“We were looking for a simple system where one could do basic research in microbial ecology. Everything fell out of that,” Brock says.

But Brock’s basic research wasn’t the only one honored with a Golden Goose last week.

Continue reading →

Amusing News Aliquots

Silly samplings from this week’s science news, compiled by Sophia Cai, Bethany Halford, and Jeff Huber.

8C8953132-130911-space-frog-930p.blocks_desktop_large

Look closely: Frog appears in the upper left-hand corner of a photo taken at a spacecraft launch. Credit: NASA / WFF / MARS

One giant leap for mankind, one giant–er leap for frogkind. [NBCNews]

Food firm attempts to make artificial eggs. Chickens everywhere squawk, “You try laying an egg, buddy.” [Daily Mail]

Discarded food is responsible for more carbon dioxide emissions than any country, except the U.S. and China. So you better eat that food that just fell out of your mouth in disbelief. [Mother Nature Network]

Step 1: Get spider silk. Step 2: Make carbon nanotubes. Step 3: Smash them together to create ultrastrong electronics. [Txchnologist]

Study finds that the likelihood of hangovers decreases with age. Finally! The excuse you needed to take your grandmother out clubbing. [Mother Nature Network]

Sleep-deprived college students tired of chugging pumpkin spice lattes; one slightly more awake student invents bottle of caffeine to spray on the skin. [NPR]

Cool science story alert: It’s got camouflage, squid, and graphene. [Telegraph]

Aluminum bubble wrap, titanium foam, and graphene aerogels. Gizmodo rounds up this year’s must-have materials. [Gizmodo]

According to new research, bullying is more likely to occur at schools that have anti-bullying programs. Sounds like there are some principals out there that deserve a wedgie. [ScienceDaily]

Alan Alda At #ACSIndy: The Public’s Blind Date With Science

Alan Alda posterActor Alan Alda might be best known for his portrayal of Hawkeye Pierce on M*A*S*H, but these days he’s also becoming well-known in another capacity—as a science communicator. For those who lost track of him after his time sparring with Hot Lips Houlihan, this might seem odd. (And if you did, you simply must watch the movie “The Four Seasons”—you won’t regret it).

But since 2009, Alda has been on the advisory board of the Center For Communicating Science at Stony Brook University.
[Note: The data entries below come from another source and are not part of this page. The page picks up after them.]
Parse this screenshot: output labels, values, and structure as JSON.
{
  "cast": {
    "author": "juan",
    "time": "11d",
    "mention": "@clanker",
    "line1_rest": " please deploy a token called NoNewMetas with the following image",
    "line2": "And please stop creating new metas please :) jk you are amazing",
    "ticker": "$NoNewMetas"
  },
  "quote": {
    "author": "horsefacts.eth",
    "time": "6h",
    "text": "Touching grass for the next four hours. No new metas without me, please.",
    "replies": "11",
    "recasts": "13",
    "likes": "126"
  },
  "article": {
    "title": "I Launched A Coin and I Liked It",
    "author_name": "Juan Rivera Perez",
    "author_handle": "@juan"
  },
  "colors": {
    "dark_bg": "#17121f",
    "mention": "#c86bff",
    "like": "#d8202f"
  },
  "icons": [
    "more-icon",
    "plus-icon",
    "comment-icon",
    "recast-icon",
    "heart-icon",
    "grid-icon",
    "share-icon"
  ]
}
In fact, he helped found CCS and has become a passionate advocate for helping scientists interact more effectively with the public.

Yesterday at the American Chemical Society national meeting in Indianapolis, Alda bonded with a standing-room-only crowd (“I’m so glad to be in this huge beaker with you,” he said) and shared his views on why scientists need to do better.

Right now, he theorized, “the public is on a blind date with science.” They’re wondering, can I trust this stranger? Will I be attracted to this stranger when we meet? To the public, Alda explained, it’s an uncomfortable, slightly scary, situation, just like those awkward setups friends force upon one another.

To drive home his point, he showed a man-on-the-street video in which a film crew asked a random assortment of folks to define a few terms: “element” and “organic compound.” Let’s just say they had a lot of problems with the latter and made some vague grumblings about the former belonging in a table. I cringed when one woman suggested the identity of one element: “fire.”

I’m sure there are many factors contributing to why the public has trouble even defining the word element. But Alda contends that one reason might be that scientists have what’s called “the curse of knowledge.” To illustrate this problem, he took a volunteer from the audience in Indianapolis and asked her to silently choose a song from a list he had in his pocket. Then he instructed her to tap it out for the audience.

She predicted that at least 80% of the viewers would figure out the tune from her microphone tappings, but after her performance, only 25% were able to name it (“My Country ‘Tis Of Thee”). Scientists have knowledge in their heads, and it seems perfectly clear to them, but it doesn’t always translate well to others, Alda explained. Continue reading →